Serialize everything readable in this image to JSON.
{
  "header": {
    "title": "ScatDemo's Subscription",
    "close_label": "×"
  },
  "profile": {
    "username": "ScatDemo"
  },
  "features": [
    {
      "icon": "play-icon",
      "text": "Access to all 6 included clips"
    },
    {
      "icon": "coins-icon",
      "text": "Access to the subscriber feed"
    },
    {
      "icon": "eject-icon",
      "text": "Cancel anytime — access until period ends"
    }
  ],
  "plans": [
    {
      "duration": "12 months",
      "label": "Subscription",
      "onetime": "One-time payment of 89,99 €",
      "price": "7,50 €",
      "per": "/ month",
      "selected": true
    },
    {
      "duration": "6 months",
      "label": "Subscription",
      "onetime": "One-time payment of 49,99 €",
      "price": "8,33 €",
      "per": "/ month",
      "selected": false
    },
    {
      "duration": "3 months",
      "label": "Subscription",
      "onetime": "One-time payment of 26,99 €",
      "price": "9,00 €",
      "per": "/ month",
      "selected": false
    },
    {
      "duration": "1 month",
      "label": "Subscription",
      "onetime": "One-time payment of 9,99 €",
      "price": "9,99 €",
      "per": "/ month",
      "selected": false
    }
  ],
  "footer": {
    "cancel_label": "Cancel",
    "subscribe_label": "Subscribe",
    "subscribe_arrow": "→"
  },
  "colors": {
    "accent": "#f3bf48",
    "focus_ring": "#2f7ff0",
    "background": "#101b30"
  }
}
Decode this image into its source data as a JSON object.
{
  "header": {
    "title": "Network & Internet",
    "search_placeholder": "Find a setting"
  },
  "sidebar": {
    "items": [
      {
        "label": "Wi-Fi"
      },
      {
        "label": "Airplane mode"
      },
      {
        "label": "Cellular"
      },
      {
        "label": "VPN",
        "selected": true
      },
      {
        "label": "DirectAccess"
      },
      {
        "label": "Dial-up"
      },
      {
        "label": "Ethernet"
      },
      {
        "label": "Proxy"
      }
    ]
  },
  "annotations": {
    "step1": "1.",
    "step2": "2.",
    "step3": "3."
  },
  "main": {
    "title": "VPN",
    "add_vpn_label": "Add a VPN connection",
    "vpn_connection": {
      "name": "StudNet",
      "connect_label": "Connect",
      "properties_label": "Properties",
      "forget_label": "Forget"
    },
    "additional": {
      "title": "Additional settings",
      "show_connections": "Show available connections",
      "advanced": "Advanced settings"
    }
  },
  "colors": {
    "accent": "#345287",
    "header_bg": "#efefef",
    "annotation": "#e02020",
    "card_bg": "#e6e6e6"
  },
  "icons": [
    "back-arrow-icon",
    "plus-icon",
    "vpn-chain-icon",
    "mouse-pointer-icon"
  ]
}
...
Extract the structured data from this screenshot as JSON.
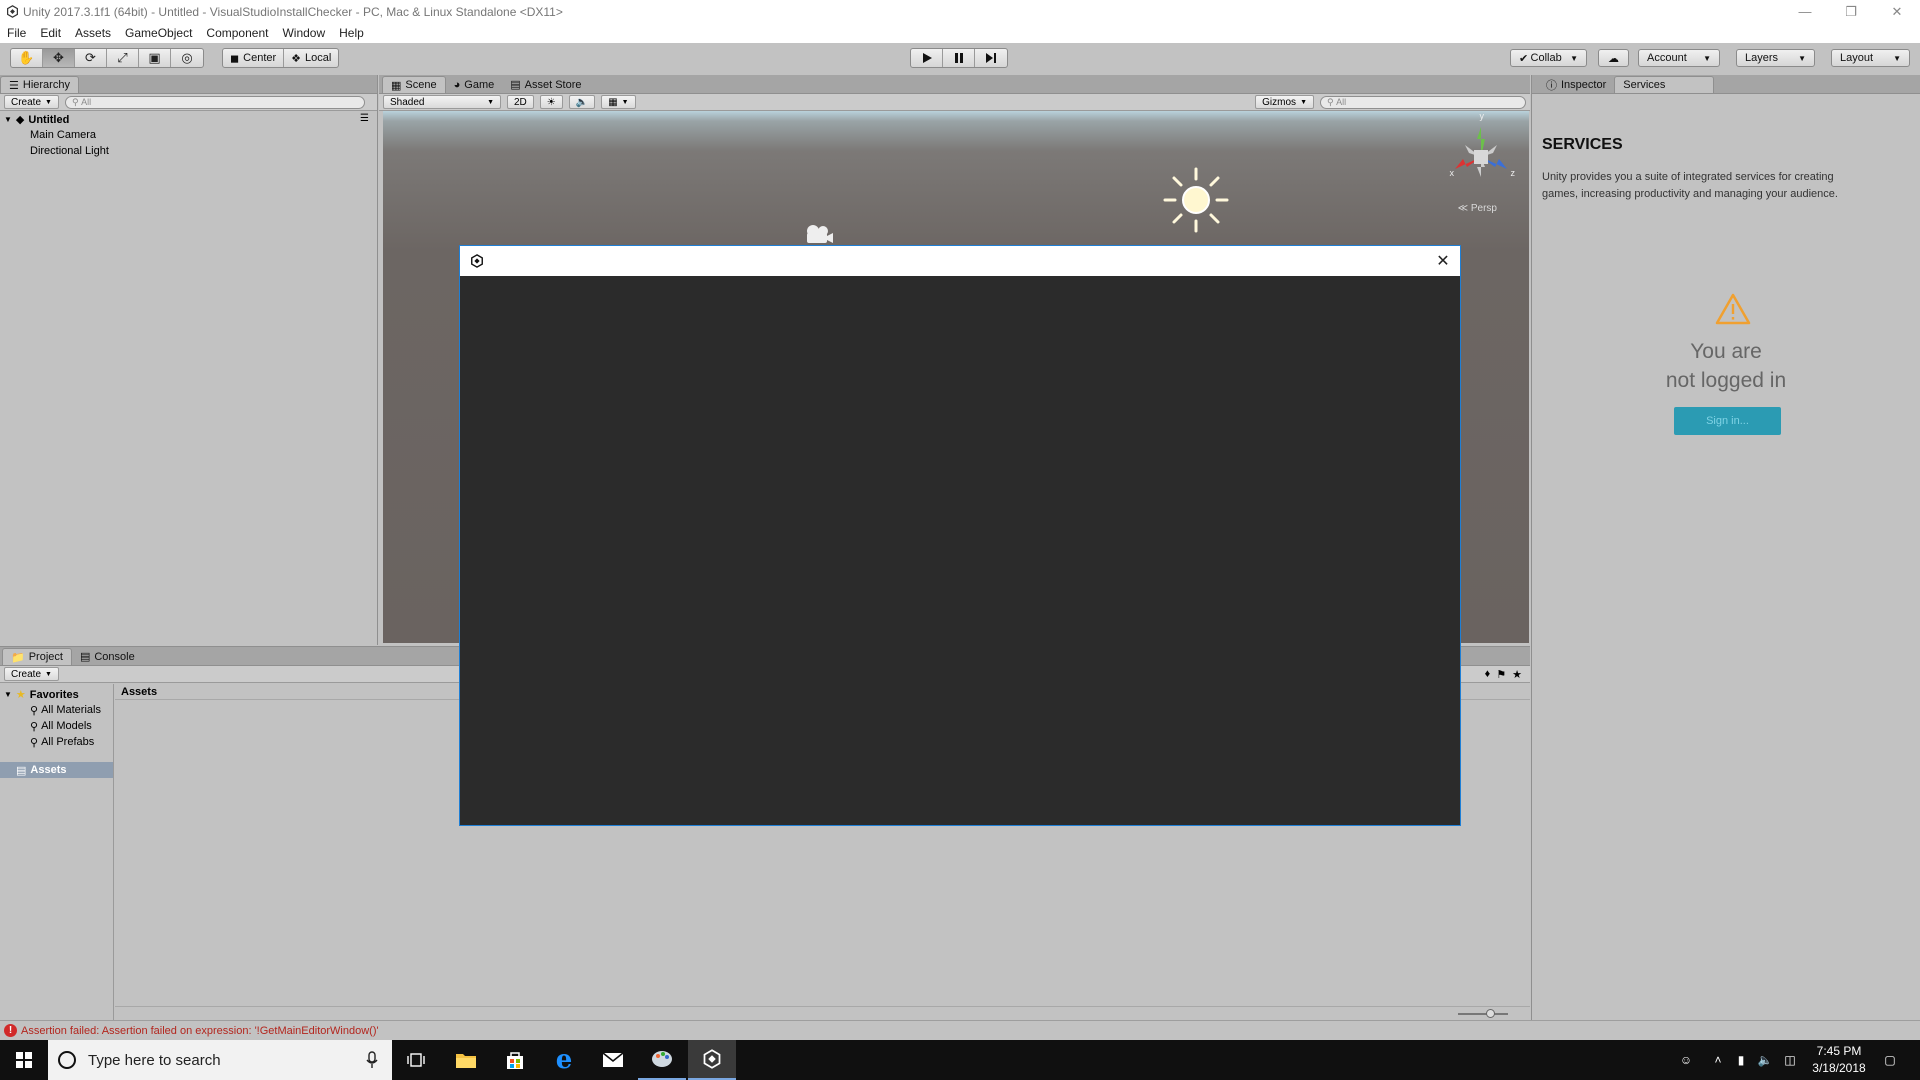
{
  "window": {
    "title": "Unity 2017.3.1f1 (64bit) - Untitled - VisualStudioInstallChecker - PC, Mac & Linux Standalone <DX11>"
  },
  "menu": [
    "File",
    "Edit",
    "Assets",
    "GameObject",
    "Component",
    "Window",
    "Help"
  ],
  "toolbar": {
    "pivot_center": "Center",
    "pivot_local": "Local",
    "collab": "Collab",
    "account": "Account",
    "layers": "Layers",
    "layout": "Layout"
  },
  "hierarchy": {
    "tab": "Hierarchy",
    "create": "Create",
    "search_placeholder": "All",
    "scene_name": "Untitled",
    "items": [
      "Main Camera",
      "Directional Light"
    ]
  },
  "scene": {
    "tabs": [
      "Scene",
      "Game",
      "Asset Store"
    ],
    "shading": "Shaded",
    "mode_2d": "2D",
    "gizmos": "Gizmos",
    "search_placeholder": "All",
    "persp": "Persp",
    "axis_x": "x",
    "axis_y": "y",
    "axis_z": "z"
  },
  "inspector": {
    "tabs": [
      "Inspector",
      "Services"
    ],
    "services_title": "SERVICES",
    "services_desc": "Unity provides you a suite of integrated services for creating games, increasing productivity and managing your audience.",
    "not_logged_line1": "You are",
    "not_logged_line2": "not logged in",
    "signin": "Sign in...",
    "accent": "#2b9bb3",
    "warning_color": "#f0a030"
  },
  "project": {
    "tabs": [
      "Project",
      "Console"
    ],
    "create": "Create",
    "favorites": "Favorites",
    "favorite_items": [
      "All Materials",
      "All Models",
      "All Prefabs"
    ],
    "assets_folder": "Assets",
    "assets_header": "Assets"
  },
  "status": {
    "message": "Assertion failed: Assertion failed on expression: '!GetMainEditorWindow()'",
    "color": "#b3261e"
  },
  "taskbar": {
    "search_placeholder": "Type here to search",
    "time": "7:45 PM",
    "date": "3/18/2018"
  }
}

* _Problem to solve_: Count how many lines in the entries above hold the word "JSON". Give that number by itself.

* _Answer section_: 3